→ Task to carry out: Among the entries below, find each line holding "true" and return it.

[Collection entries]

====================

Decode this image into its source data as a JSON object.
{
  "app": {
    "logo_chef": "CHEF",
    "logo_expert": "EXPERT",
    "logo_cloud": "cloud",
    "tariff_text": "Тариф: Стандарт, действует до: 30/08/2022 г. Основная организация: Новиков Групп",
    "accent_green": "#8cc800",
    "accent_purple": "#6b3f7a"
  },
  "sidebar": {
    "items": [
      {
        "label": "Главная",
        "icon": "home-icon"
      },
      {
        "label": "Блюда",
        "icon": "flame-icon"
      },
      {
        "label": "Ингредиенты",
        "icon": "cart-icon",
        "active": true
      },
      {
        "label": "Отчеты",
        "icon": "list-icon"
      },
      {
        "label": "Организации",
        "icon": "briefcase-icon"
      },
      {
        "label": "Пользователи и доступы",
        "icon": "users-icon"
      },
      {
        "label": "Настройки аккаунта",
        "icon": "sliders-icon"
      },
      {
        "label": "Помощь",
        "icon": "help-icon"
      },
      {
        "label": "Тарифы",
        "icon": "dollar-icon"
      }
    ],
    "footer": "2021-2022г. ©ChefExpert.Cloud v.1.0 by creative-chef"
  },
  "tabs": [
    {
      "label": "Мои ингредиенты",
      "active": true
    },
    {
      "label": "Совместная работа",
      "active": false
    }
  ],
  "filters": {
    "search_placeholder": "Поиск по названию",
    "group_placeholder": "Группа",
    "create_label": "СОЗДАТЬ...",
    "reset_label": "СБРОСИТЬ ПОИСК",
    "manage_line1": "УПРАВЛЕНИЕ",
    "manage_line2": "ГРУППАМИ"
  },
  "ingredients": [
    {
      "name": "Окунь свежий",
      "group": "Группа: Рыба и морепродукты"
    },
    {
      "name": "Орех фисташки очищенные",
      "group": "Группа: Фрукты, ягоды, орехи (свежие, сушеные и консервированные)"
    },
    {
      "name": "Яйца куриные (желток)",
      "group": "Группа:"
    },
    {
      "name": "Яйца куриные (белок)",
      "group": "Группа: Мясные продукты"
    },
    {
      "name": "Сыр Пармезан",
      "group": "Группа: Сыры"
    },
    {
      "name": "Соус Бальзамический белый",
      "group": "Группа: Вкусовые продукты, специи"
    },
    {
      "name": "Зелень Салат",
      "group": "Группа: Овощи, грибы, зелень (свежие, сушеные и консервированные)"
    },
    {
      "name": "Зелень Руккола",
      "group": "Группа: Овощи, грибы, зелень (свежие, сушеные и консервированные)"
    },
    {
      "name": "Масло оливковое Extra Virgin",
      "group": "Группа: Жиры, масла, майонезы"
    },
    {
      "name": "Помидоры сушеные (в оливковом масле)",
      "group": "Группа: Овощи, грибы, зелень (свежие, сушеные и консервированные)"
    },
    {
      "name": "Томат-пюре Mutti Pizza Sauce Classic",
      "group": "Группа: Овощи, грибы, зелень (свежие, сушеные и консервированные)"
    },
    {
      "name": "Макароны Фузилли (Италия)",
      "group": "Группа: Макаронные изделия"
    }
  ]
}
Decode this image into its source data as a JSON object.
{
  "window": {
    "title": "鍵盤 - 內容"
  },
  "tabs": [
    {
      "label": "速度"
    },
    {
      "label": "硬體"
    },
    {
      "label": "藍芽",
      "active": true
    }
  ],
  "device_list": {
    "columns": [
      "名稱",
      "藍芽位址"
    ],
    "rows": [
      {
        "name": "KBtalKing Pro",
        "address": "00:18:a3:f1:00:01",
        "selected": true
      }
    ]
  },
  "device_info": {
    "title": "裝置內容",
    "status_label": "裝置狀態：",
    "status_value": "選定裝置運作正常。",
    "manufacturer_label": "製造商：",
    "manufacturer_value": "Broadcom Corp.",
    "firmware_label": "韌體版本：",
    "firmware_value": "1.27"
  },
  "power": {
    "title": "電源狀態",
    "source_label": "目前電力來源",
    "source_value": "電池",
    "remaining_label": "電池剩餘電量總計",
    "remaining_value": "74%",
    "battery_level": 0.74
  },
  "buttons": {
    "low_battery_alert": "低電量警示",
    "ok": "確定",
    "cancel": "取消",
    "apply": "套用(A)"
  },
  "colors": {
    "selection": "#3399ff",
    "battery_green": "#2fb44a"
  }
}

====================

→ Solution:
        "active": true
      "active": true
      "active": true
        "selected": true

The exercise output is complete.